Collected data entries:
______

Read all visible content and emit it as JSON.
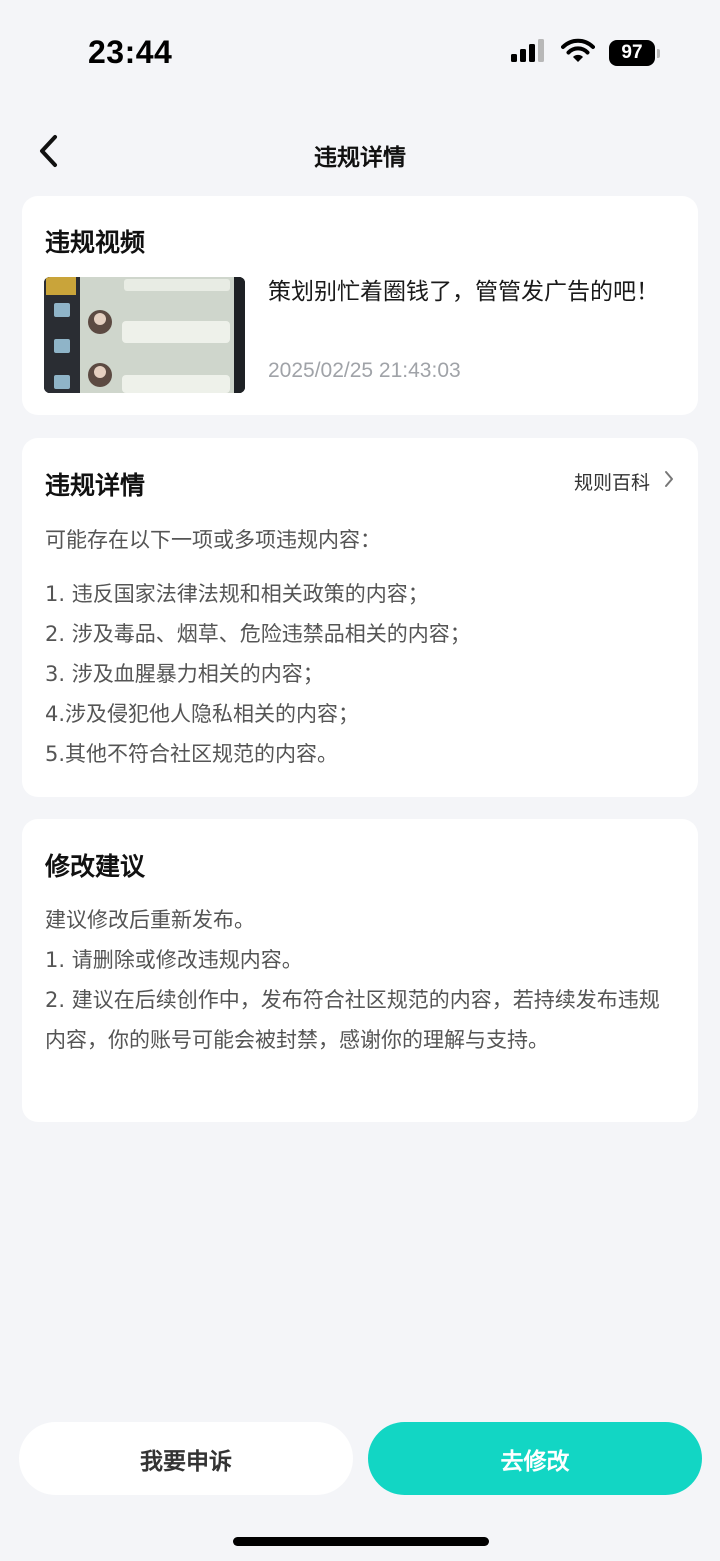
{
  "status_bar": {
    "time": "23:44",
    "battery": "97"
  },
  "nav": {
    "title": "违规详情"
  },
  "video_card": {
    "title": "违规视频",
    "caption": "策划别忙着圈钱了，管管发广告的吧！",
    "timestamp": "2025/02/25 21:43:03"
  },
  "detail_card": {
    "title": "违规详情",
    "rules_link": "规则百科",
    "intro": "可能存在以下一项或多项违规内容：",
    "items": [
      "1. 违反国家法律法规和相关政策的内容；",
      "2. 涉及毒品、烟草、危险违禁品相关的内容；",
      "3. 涉及血腥暴力相关的内容；",
      "4.涉及侵犯他人隐私相关的内容；",
      "5.其他不符合社区规范的内容。"
    ]
  },
  "suggest_card": {
    "title": "修改建议",
    "lines": [
      "建议修改后重新发布。",
      "1. 请删除或修改违规内容。",
      "2. 建议在后续创作中，发布符合社区规范的内容，若持续发布违规内容，你的账号可能会被封禁，感谢你的理解与支持。"
    ]
  },
  "buttons": {
    "appeal": "我要申诉",
    "modify": "去修改"
  },
  "colors": {
    "accent": "#12d6c4",
    "background": "#f4f5f8"
  }
}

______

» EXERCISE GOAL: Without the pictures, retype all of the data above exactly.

» TASK RESULT:
Read all visible content and emit it as JSON.
{
  "status_bar": {
    "time": "23:44",
    "battery": "97"
  },
  "nav": {
    "title": "违规详情"
  },
  "video_card": {
    "title": "违规视频",
    "caption": "策划别忙着圈钱了，管管发广告的吧！",
    "timestamp": "2025/02/25 21:43:03"
  },
  "detail_card": {
    "title": "违规详情",
    "rules_link": "规则百科",
    "intro": "可能存在以下一项或多项违规内容：",
    "items": [
      "1. 违反国家法律法规和相关政策的内容；",
      "2. 涉及毒品、烟草、危险违禁品相关的内容；",
      "3. 涉及血腥暴力相关的内容；",
      "4.涉及侵犯他人隐私相关的内容；",
      "5.其他不符合社区规范的内容。"
    ]
  },
  "suggest_card": {
    "title": "修改建议",
    "lines": [
      "建议修改后重新发布。",
      "1. 请删除或修改违规内容。",
      "2. 建议在后续创作中，发布符合社区规范的内容，若持续发布违规内容，你的账号可能会被封禁，感谢你的理解与支持。"
    ]
  },
  "buttons": {
    "appeal": "我要申诉",
    "modify": "去修改"
  },
  "colors": {
    "accent": "#12d6c4",
    "background": "#f4f5f8"
  }
}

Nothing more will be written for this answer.